a manifestation of the vital activity of an extinct organism. Some paleontologists believe that trace fossils include only the traces (ichnolites) left by animals as a result of locomotion on land or the bottom of a body of water, as well as various trails and burrows in loose sediments and rocks and borings into mollusk shells. Others more broadly interpret the concept to include various evidences of the physiological function of organisms. For example, reproduction in ancient animals is studied by the remains of birds’ eggs and fish roe, and nutrition by the remains of gastroliths and by excrements and food in the stomach. Traces of injuries and illnesses and structures inhabited by extinct animals are also called trace fossils.
Trace fossils are found in the deposits of all geological systems, beginning with the Precambrian. They provide clues to the existence in the geological past of organisms of which nothing has been preserved except the trace fossils and give some idea of the way of life of extinct animals. The branch of biology that studies trace fossils in the narrow sense is called ichnology (or palichnology). Assemblages of trace fossils found in deposits are called ichnocoenoses.
REFERENCESVialov, O. S. “Klassifikatsiia iskopaemykh sledov zhizni.” In Paleontologiia. Moscow, 1972. (Mezhdunarodnyi geologicheskii kongress: XXIVsessiia: Doklady sovetskikh geologov: Problema 7.)
Gekker, R. F. “Sovremennoe sostoianie izucheniia sledov vymerskikh bespozvonochnykh (paleoikhnologiia bespozvonochnykh).” In Voprosy zakonomernostei i form razvitiia organicheskogo mira: Trudy VII sessii Vses. paleontologicheskogo ob-va. Moscow, 1964.

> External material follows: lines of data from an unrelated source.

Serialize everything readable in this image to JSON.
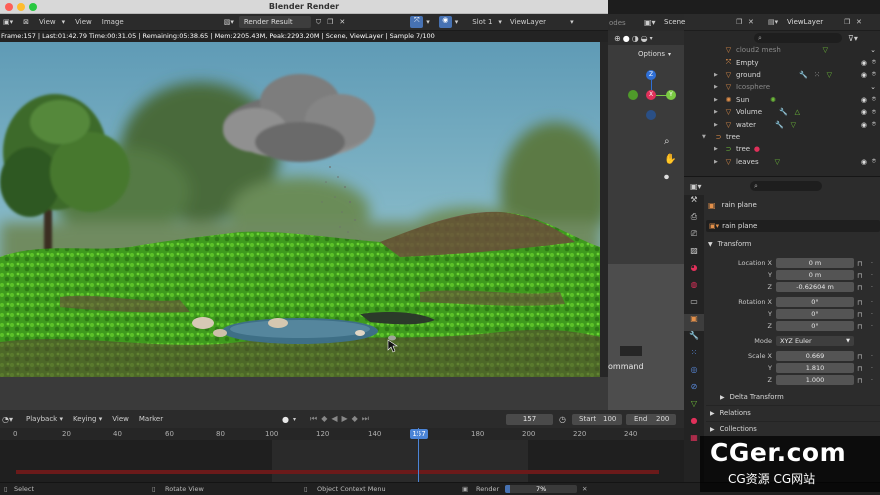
{
  "window": {
    "title": "Blender Render"
  },
  "render_header": {
    "menus": [
      "View",
      "View",
      "Image"
    ],
    "image_name": "Render Result",
    "slot": "Slot 1",
    "view_layer": "ViewLayer"
  },
  "status_line": "Frame:157 | Last:01:42.79 Time:00:31.05 | Remaining:05:38.65 | Mem:2205.43M, Peak:2293.20M | Scene, ViewLayer | Sample 7/100",
  "viewport": {
    "options_label": "Options",
    "workspace_partial": "odes",
    "command_label": "ommand"
  },
  "top_bar": {
    "scene": "Scene",
    "view_layer": "ViewLayer"
  },
  "outliner": {
    "items": [
      {
        "label": "cloud2 mesh",
        "dim": true,
        "icon": "mesh-icon",
        "depth": 1
      },
      {
        "label": "Empty",
        "dim": false,
        "icon": "empty-icon",
        "depth": 1
      },
      {
        "label": "ground",
        "dim": false,
        "icon": "mesh-icon",
        "depth": 1
      },
      {
        "label": "Icosphere",
        "dim": true,
        "icon": "mesh-icon",
        "depth": 1
      },
      {
        "label": "Sun",
        "dim": false,
        "icon": "light-icon",
        "depth": 1
      },
      {
        "label": "Volume",
        "dim": false,
        "icon": "mesh-icon",
        "depth": 1
      },
      {
        "label": "water",
        "dim": false,
        "icon": "mesh-icon",
        "depth": 1
      },
      {
        "label": "tree",
        "dim": false,
        "icon": "collection-icon",
        "depth": 0
      },
      {
        "label": "tree",
        "dim": false,
        "icon": "curve-icon",
        "depth": 1
      },
      {
        "label": "leaves",
        "dim": false,
        "icon": "mesh-icon",
        "depth": 1
      }
    ]
  },
  "properties": {
    "object_name": "rain plane",
    "data_name": "rain plane",
    "transform_label": "Transform",
    "location": {
      "label": "Location X",
      "x": "0 m",
      "y": "0 m",
      "z": "-0.62604 m"
    },
    "rotation": {
      "label": "Rotation X",
      "x": "0°",
      "y": "0°",
      "z": "0°"
    },
    "mode": {
      "label": "Mode",
      "value": "XYZ Euler"
    },
    "scale": {
      "label": "Scale X",
      "x": "0.669",
      "y": "1.810",
      "z": "1.000"
    },
    "axis_y": "Y",
    "axis_z": "Z",
    "sections": [
      "Delta Transform",
      "Relations",
      "Collections"
    ]
  },
  "timeline": {
    "menus": [
      "Playback",
      "Keying",
      "View",
      "Marker"
    ],
    "current_frame": "157",
    "start_label": "Start",
    "start": "100",
    "end_label": "End",
    "end": "200",
    "ticks": [
      "0",
      "20",
      "40",
      "60",
      "80",
      "100",
      "120",
      "140",
      "157",
      "180",
      "200",
      "220",
      "240"
    ]
  },
  "statusbar": {
    "select": "Select",
    "rotate": "Rotate View",
    "context": "Object Context Menu",
    "render_label": "Render",
    "render_progress": "7%",
    "render_fraction": 0.07
  },
  "watermark": {
    "big": "CGer.com",
    "small": "CG资源 CG网站"
  },
  "colors": {
    "accent_blue": "#4772b3",
    "playhead": "#4b84d6",
    "range_red": "#6b1a1a"
  }
}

Abel, O. Vorzeitliche Lebensspuren. Jena, 1935.
R. F. GEKKER